=== Exercise ===
Nothing should differ between your output and the entries below.

=== Data supplied ===
====================
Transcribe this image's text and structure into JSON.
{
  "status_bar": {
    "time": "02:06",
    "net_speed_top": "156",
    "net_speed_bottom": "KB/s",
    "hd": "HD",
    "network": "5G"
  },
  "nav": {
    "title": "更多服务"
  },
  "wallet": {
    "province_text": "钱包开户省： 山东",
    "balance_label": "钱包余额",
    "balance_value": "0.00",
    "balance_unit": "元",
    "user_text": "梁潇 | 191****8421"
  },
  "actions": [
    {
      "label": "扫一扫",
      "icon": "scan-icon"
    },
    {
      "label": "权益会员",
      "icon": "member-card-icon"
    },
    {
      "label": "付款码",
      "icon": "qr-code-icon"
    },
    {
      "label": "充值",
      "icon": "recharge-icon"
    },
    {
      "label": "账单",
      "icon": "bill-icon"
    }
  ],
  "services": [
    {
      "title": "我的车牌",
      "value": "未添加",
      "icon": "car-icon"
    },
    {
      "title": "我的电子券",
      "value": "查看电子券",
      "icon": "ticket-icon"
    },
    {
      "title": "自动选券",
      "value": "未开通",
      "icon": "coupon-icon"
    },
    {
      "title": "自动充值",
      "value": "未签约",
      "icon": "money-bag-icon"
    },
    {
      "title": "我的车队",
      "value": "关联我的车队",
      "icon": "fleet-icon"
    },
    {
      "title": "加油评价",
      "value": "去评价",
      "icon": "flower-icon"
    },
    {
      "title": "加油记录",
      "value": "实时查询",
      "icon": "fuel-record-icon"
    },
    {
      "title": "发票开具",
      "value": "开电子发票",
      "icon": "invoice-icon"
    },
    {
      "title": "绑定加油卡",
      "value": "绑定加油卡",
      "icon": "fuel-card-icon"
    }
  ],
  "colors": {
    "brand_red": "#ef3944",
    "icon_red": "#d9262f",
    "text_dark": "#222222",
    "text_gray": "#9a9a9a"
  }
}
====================
=== Task answer ===
Transcribe this image's text and structure into JSON.
{
  "status_bar": {
    "time": "02:06",
    "net_speed_top": "156",
    "net_speed_bottom": "KB/s",
    "hd": "HD",
    "network": "5G"
  },
  "nav": {
    "title": "更多服务"
  },
  "wallet": {
    "province_text": "钱包开户省： 山东",
    "balance_label": "钱包余额",
    "balance_value": "0.00",
    "balance_unit": "元",
    "user_text": "梁潇 | 191****8421"
  },
  "actions": [
    {
      "label": "扫一扫",
      "icon": "scan-icon"
    },
    {
      "label": "权益会员",
      "icon": "member-card-icon"
    },
    {
      "label": "付款码",
      "icon": "qr-code-icon"
    },
    {
      "label": "充值",
      "icon": "recharge-icon"
    },
    {
      "label": "账单",
      "icon": "bill-icon"
    }
  ],
  "services": [
    {
      "title": "我的车牌",
      "value": "未添加",
      "icon": "car-icon"
    },
    {
      "title": "我的电子券",
      "value": "查看电子券",
      "icon": "ticket-icon"
    },
    {
      "title": "自动选券",
      "value": "未开通",
      "icon": "coupon-icon"
    },
    {
      "title": "自动充值",
      "value": "未签约",
      "icon": "money-bag-icon"
    },
    {
      "title": "我的车队",
      "value": "关联我的车队",
      "icon": "fleet-icon"
    },
    {
      "title": "加油评价",
      "value": "去评价",
      "icon": "flower-icon"
    },
    {
      "title": "加油记录",
      "value": "实时查询",
      "icon": "fuel-record-icon"
    },
    {
      "title": "发票开具",
      "value": "开电子发票",
      "icon": "invoice-icon"
    },
    {
      "title": "绑定加油卡",
      "value": "绑定加油卡",
      "icon": "fuel-card-icon"
    }
  ],
  "colors": {
    "brand_red": "#ef3944",
    "icon_red": "#d9262f",
    "text_dark": "#222222",
    "text_gray": "#9a9a9a"
  }
}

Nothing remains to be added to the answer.